> _Work task_: Where an entry contains a picture, skip the picture and write out everything else exactly.

> _Input data_:
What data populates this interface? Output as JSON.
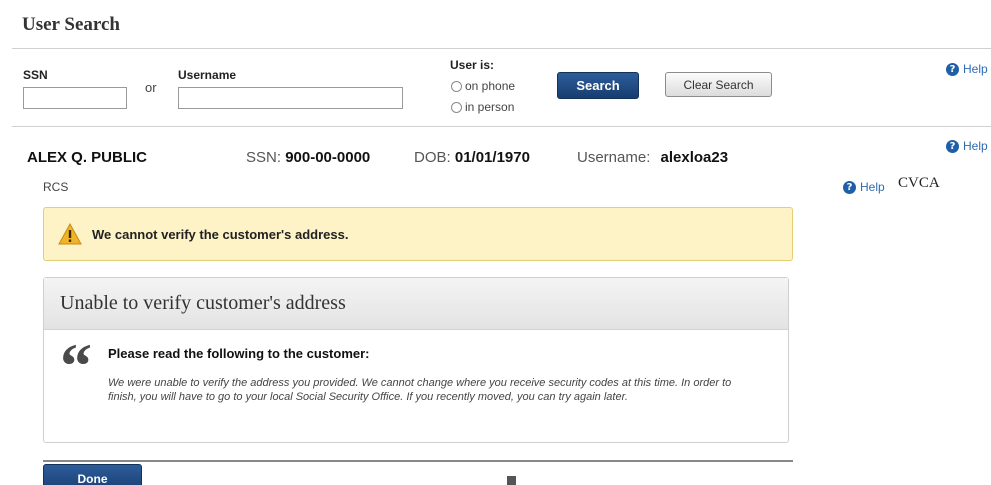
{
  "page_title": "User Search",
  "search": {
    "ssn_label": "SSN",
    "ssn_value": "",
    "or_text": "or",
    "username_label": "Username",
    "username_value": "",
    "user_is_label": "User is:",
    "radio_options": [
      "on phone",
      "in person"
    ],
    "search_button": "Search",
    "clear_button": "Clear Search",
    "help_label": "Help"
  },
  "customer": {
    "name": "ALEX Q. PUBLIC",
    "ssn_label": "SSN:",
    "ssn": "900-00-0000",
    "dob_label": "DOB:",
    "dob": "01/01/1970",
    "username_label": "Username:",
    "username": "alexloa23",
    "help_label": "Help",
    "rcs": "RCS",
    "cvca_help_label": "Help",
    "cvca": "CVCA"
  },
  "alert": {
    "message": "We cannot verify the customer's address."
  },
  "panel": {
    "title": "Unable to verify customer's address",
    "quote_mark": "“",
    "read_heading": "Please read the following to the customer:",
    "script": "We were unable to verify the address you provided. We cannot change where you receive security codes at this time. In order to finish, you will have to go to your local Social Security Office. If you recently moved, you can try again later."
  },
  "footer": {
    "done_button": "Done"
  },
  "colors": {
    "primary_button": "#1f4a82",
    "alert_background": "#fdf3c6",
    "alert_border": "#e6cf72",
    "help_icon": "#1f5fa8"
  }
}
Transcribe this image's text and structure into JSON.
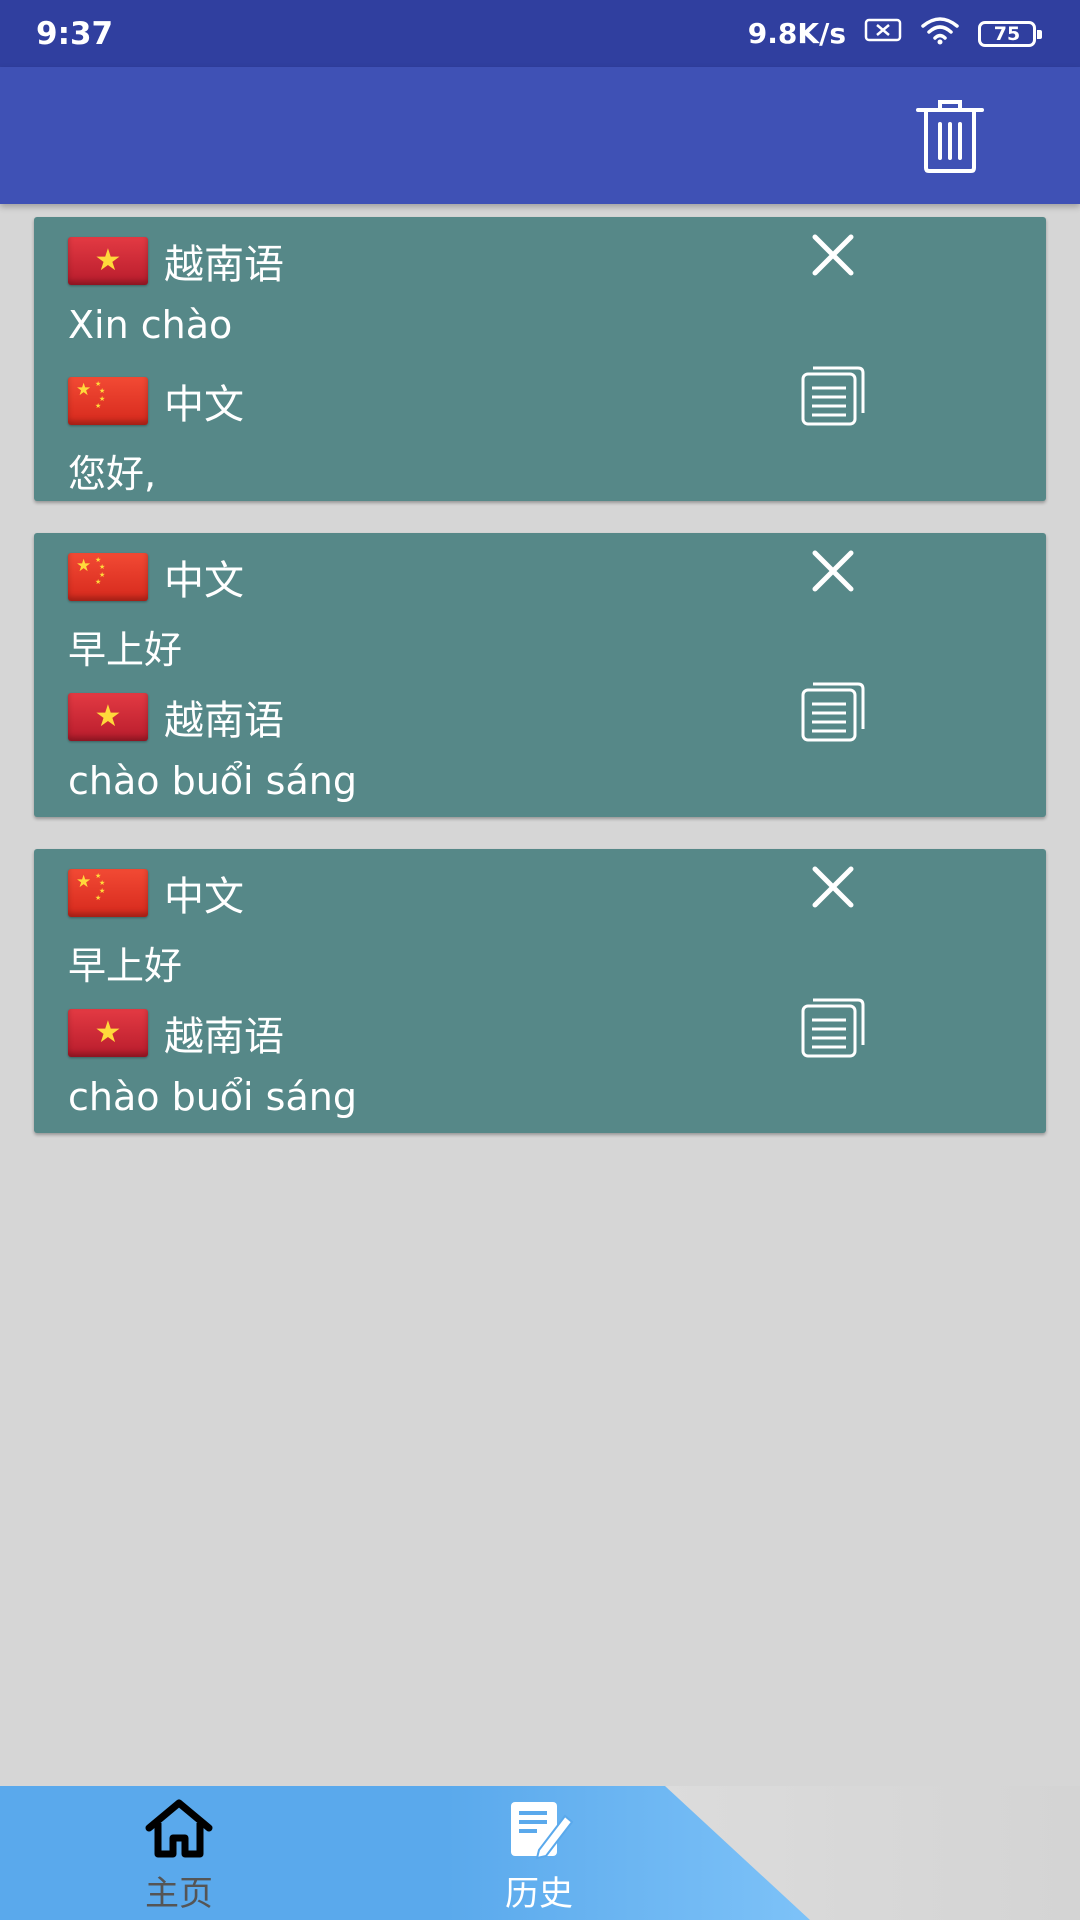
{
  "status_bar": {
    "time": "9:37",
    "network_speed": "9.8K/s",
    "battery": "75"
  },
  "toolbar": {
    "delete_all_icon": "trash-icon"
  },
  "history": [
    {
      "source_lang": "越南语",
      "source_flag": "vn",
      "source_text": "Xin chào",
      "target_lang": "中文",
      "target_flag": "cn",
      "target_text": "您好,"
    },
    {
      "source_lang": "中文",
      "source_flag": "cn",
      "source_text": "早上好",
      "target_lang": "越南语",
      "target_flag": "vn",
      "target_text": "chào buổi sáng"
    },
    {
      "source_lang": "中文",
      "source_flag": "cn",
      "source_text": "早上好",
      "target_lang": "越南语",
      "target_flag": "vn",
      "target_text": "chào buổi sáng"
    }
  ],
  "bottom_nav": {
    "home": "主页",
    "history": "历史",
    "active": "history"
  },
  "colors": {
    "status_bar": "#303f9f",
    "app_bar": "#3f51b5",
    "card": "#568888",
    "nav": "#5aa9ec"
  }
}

> _Exercise answer_:
What data populates this interface? Output as JSON.
{
  "page_title": "User Search",
  "search": {
    "ssn_label": "SSN",
    "ssn_value": "",
    "or_text": "or",
    "username_label": "Username",
    "username_value": "",
    "user_is_label": "User is:",
    "radio_options": [
      "on phone",
      "in person"
    ],
    "search_button": "Search",
    "clear_button": "Clear Search",
    "help_label": "Help"
  },
  "customer": {
    "name": "ALEX Q. PUBLIC",
    "ssn_label": "SSN:",
    "ssn": "900-00-0000",
    "dob_label": "DOB:",
    "dob": "01/01/1970",
    "username_label": "Username:",
    "username": "alexloa23",
    "help_label": "Help",
    "rcs": "RCS",
    "cvca_help_label": "Help",
    "cvca": "CVCA"
  },
  "alert": {
    "message": "We cannot verify the customer's address."
  },
  "panel": {
    "title": "Unable to verify customer's address",
    "quote_mark": "“",
    "read_heading": "Please read the following to the customer:",
    "script": "We were unable to verify the address you provided. We cannot change where you receive security codes at this time. In order to finish, you will have to go to your local Social Security Office. If you recently moved, you can try again later."
  },
  "footer": {
    "done_button": "Done"
  },
  "colors": {
    "primary_button": "#1f4a82",
    "alert_background": "#fdf3c6",
    "alert_border": "#e6cf72",
    "help_icon": "#1f5fa8"
  }
}
Transcribe this image's text and structure into JSON.
{
  "status_bar": {
    "time": "9:37",
    "network_speed": "9.8K/s",
    "battery": "75"
  },
  "toolbar": {
    "delete_all_icon": "trash-icon"
  },
  "history": [
    {
      "source_lang": "越南语",
      "source_flag": "vn",
      "source_text": "Xin chào",
      "target_lang": "中文",
      "target_flag": "cn",
      "target_text": "您好,"
    },
    {
      "source_lang": "中文",
      "source_flag": "cn",
      "source_text": "早上好",
      "target_lang": "越南语",
      "target_flag": "vn",
      "target_text": "chào buổi sáng"
    },
    {
      "source_lang": "中文",
      "source_flag": "cn",
      "source_text": "早上好",
      "target_lang": "越南语",
      "target_flag": "vn",
      "target_text": "chào buổi sáng"
    }
  ],
  "bottom_nav": {
    "home": "主页",
    "history": "历史",
    "active": "history"
  },
  "colors": {
    "status_bar": "#303f9f",
    "app_bar": "#3f51b5",
    "card": "#568888",
    "nav": "#5aa9ec"
  }
}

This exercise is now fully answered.